Fines are monetary penalties that drivers must pay for moving violations. These fines can range from small amounts for minor violations, such as a broken tail light, to large amounts for more serious violations, such as driving under the influence of drugs or alcohol. Fines are enforced by authorities as a way to help keep drivers safe and make them aware of their actions.

 

Points are also assigned to drivers’ licenses for moving violations. These points can range from one point for minor violations to more points for major violations. Points are added to a driver’s license for each violation and if the number of points accumulates to a certain amount within a certain period of time, drivers may face license suspension or revocation. Points also help reinforce good driving habits by providing drivers with an incentive to practice safe driving.
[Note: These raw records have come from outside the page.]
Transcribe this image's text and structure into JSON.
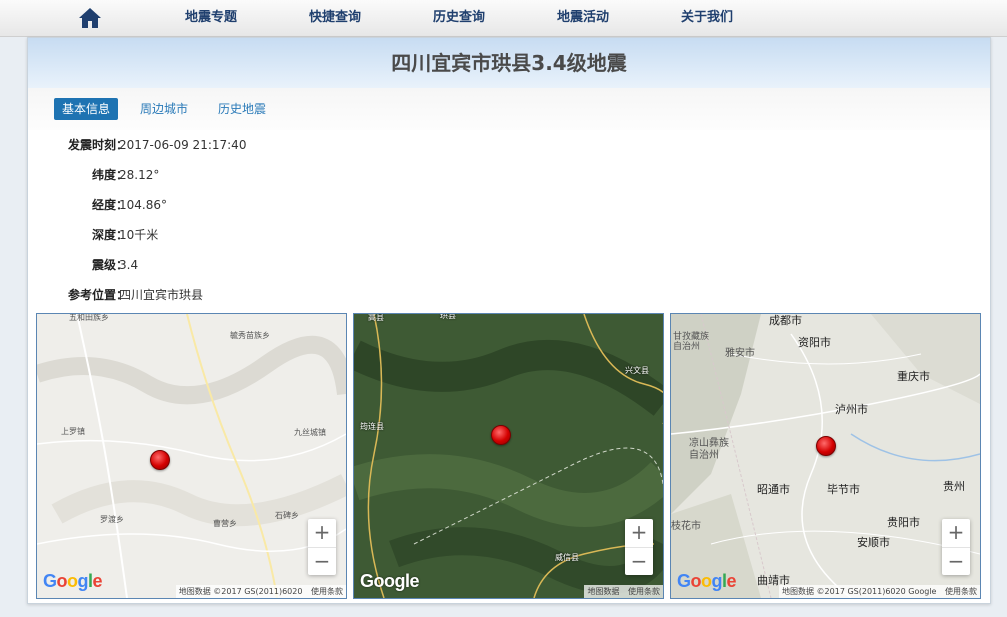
{
  "nav": {
    "home_label": "首页",
    "items": [
      "地震专题",
      "快捷查询",
      "历史查询",
      "地震活动",
      "关于我们"
    ]
  },
  "title": "四川宜宾市珙县3.4级地震",
  "tabs": [
    "基本信息",
    "周边城市",
    "历史地震"
  ],
  "info": [
    {
      "label": "发震时刻",
      "value": "2017-06-09 21:17:40"
    },
    {
      "label": "纬度",
      "value": "28.12°"
    },
    {
      "label": "经度",
      "value": "104.86°"
    },
    {
      "label": "深度",
      "value": "10千米"
    },
    {
      "label": "震级",
      "value": "3.4"
    },
    {
      "label": "参考位置",
      "value": "四川宜宾市珙县"
    }
  ],
  "maps": [
    {
      "kind": "roadmap",
      "places": [
        "五和田族乡",
        "毓秀苗族乡",
        "上罗镇",
        "九丝城镇",
        "罗渡乡",
        "曹营乡",
        "石碑乡"
      ],
      "logo": "Google",
      "attribution": {
        "data": "地图数据 ©2017 GS(2011)6020",
        "terms": "使用条款"
      }
    },
    {
      "kind": "satellite",
      "places": [
        "高县",
        "珙县",
        "兴文县",
        "筠连县",
        "威信县"
      ],
      "logo": "Google",
      "attribution": {
        "data": "地图数据",
        "terms": "使用条款"
      }
    },
    {
      "kind": "terrain",
      "places": [
        "成都市",
        "甘孜藏族自治州",
        "雅安市",
        "资阳市",
        "重庆市",
        "泸州市",
        "凉山彝族自治州",
        "昭通市",
        "毕节市",
        "贵州",
        "枝花市",
        "贵阳市",
        "安顺市",
        "曲靖市"
      ],
      "logo": "Google",
      "attribution": {
        "data": "地图数据 ©2017 GS(2011)6020 Google",
        "terms": "使用条款"
      }
    }
  ],
  "zoom": {
    "in": "+",
    "out": "−"
  },
  "colors": {
    "accent": "#1e73b2",
    "nav_text": "#1f3f6e",
    "marker": "#d40000"
  }
}
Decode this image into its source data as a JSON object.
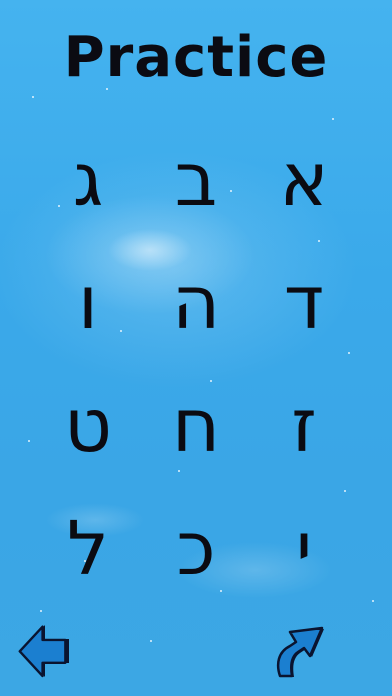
{
  "screen": {
    "title": "Practice"
  },
  "letters": [
    "א",
    "ב",
    "ג",
    "ד",
    "ה",
    "ו",
    "ז",
    "ח",
    "ט",
    "י",
    "כ",
    "ל"
  ],
  "navigation": {
    "back_icon": "left-arrow-icon",
    "forward_icon": "curved-forward-arrow-icon"
  },
  "colors": {
    "background": "#3aa9ea",
    "text": "#0b0b12",
    "arrow_fill": "#1b7fd0",
    "arrow_outline": "#0a1430"
  }
}
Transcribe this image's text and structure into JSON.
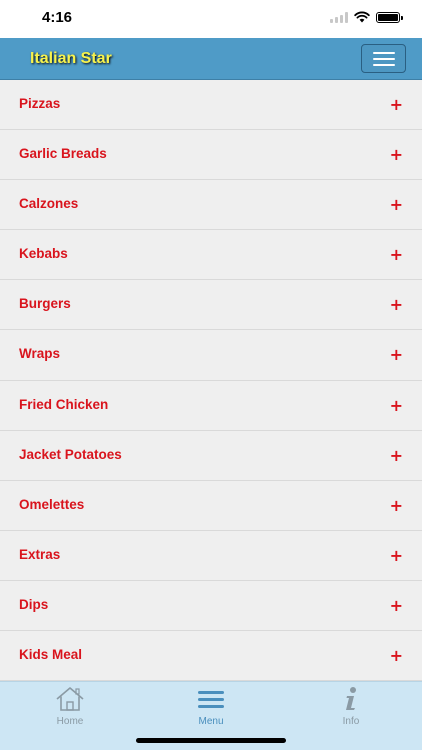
{
  "status_bar": {
    "time": "4:16"
  },
  "header": {
    "title": "Italian Star",
    "menu_toggle_icon": "hamburger-icon"
  },
  "menu": {
    "items": [
      {
        "label": "Pizzas",
        "expand": "+"
      },
      {
        "label": "Garlic Breads",
        "expand": "+"
      },
      {
        "label": "Calzones",
        "expand": "+"
      },
      {
        "label": "Kebabs",
        "expand": "+"
      },
      {
        "label": "Burgers",
        "expand": "+"
      },
      {
        "label": "Wraps",
        "expand": "+"
      },
      {
        "label": "Fried Chicken",
        "expand": "+"
      },
      {
        "label": "Jacket Potatoes",
        "expand": "+"
      },
      {
        "label": "Omelettes",
        "expand": "+"
      },
      {
        "label": "Extras",
        "expand": "+"
      },
      {
        "label": "Dips",
        "expand": "+"
      },
      {
        "label": "Kids Meal",
        "expand": "+"
      }
    ]
  },
  "tabs": {
    "home": {
      "label": "Home",
      "icon": "home-icon"
    },
    "menu": {
      "label": "Menu",
      "icon": "menu-lines-icon",
      "active": true
    },
    "info": {
      "label": "Info",
      "icon": "info-icon"
    }
  },
  "colors": {
    "header_bg": "#4f9bc7",
    "title": "#f7f34d",
    "item_text": "#d9141d",
    "item_bg": "#efefef",
    "tab_bar_bg": "#cde6f4",
    "tab_active": "#4a8fbd",
    "tab_inactive": "#8a9aa4"
  }
}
For any point system to be successful, the government must implement effective policies to ensure adherence. A driver’s license should be provided to every individual who passes their driver’s tests, and they should be given a certain number of points to start with. Any violation such as speeding, reckless driving or parking violations should result in the loss of points, while good behavior such as not breaking traffic laws or avoiding causing accidents should be awarded additional points. Drivers should have to attend a training and education course to improve their driving skills and restore any lost points.

 

 

 

 

  • Digital monitoring systems

The government of Senegal should create a system to closely monitor and track drivers, such as cameras and digital monitoring systems. This would help to ensure that drivers are following the rules and to provide an additional deterrent to any wrongdoing. Drivers should be made aware of the consequences of breaking laws, such as license revocations and suspensions if a certain number of points are lost.

Senegal can use a digital monitoring systems such as the Driver License Information System (DLIS) to track driver point totals on drivers’ licenses

The DLIS is a centralized platform that allows government agencies to share information on all aspects of DLIS, from registering, issuing and renewing licenses, to vehicle registration and safety inspection requirements.  It is a comprehensive and robust solution for managing driver license (DL) information.

Senegal can utilize this tool to efficiently manage the issuing of driver licenses, vehicle registration and safety inspection requirements. 

Law enforcement officers can use the  DLIS to track driver point totals on drivers’ license and report  traffic violations, convictions, suspensions, and other relevant data. 

The DLIS can also be used for data analysis related to collision analysis, crash predictors and safety initiatives. This type of data can be particularly useful for those countries with limited resources and relatively low levels of motor vehicle safety. In addition, the DLIS provides valuable feedback which can be utilized by Senegal when making decisions related to driver education, road safety campaigns and enforcement. This helps to ensure that policy initiatives are effective and that resources are used appropriately.

 

 

 

 

  • Harsher punishments

In addition to fines and points, Senegal may also  install harsher punishments for drivers who commit serious violations, such as reckless or impaired driving. These punishments include license suspension, license revocation, mandatory drug or alcohol programs and even jail time. The severity of the punishment depends on the seriousness of the violation and the number of points a driver has accumulated on their license.

These punishments can be used to teach drivers to be more aware of their actions and to follow the rules of the road. By enforcing these punishments, authorities are helping to create a safer driving environment and reduce the number of motor vehicle accidents.

 

 

Next: How can we prevent road traffic accidents in Senegal? Phase 3